Yesterday I was called by the police and told that perpetrator had been arrested. It seems that he was recorded on a surveillance camera (I didn't know we had one in the garage) and that his image was shown to the police who specialize in dealing with our city's population of transients. ("Transient" is the current term of art for people who have at various times called "homeless," "hobos," "bums," or "vagrants.") He was well known to the authorities and was picked up; he readily confessed to the crimes. I asked what was going to happen to him and whether there was any chance that he could rehabilitated. The police lady with whom I spoke said that he would be sent to jail for a few months and then be back on the street. "Sometimes we have someone who turns his life around, but this guy has a history and he's not going to change. He's been in the system for years. He had a place to live a while ago but preferred (her word) to be out on the street. Drugs and alcohol. The shelters require that the inhabitants be drug free and he can't stay clean."
Our fair city is popularly thought of as a mecca for transients. I don't know if it's so, but I know that we have a very visible population of transients. All the downtown public institutions, such as the library, are dense with them. When I walk the four blocks of the downtown mall, I'll be approached by 3-5 beggars. And there will also be knot of five or six scruffy people with backpacks and blankets on two or three different benches. The local merchants complain, and the transients are moved on, but they return.

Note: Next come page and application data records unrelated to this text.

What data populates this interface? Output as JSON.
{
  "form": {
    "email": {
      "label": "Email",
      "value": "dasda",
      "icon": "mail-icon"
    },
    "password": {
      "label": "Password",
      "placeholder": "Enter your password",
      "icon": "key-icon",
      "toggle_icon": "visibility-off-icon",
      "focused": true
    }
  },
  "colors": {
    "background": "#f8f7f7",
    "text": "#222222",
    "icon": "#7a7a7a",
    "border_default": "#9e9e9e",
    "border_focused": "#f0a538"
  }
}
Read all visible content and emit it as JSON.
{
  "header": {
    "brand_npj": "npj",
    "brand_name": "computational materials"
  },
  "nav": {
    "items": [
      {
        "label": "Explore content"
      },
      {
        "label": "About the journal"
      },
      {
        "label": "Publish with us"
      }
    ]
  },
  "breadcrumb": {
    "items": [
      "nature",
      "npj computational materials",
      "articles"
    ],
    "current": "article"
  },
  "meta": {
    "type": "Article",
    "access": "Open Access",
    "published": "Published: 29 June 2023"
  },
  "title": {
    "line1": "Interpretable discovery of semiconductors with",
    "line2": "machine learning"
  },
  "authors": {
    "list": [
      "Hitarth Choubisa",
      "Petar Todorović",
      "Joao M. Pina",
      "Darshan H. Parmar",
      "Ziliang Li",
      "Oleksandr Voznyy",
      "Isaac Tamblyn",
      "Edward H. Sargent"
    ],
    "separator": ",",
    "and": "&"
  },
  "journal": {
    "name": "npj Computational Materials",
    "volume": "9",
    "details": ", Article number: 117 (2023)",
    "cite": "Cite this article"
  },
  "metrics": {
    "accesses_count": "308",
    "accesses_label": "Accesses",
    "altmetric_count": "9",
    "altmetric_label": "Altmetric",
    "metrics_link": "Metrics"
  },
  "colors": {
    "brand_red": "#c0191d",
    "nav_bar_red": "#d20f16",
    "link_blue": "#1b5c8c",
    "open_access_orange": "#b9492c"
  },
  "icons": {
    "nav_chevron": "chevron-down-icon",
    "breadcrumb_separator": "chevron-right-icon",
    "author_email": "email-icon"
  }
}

I don't like the situation. I find it morally challenging. Do I give a man a dollar, even though I know that the city and the churches provide adequate food, and the money will go for contraband, or do I avert my eyes? If I avert my eyes, am I treating the guy or gal as a non-person But if I engage in even the slightest conversation, I feel that I am condoning a way of life of which I thoroughly disapprove. If it is my obligation to support the poor, am I obligated to support the liquor and drug habits of the transient population. How do I deaul with my occasional, inconstant, but sometimes very strong feeling of repulsion that I feel for the "houseless heads and unfed sides." Are we not all members of the human population, of the family of man? If I ignore these people, have I turned into a complacent, unsympathetic, hardened, unfeeling old bourgeois, a scrooge, mouthing, "are there no prisons are there no workhouses?"
I asked the police person, who has been dealing with the transient population for many years, if she had any ideas about what to do. She knew of a number of experiments in various cities which had some success, but all had ultimately failed.
She said, "Lock your car door. Lock your apartment."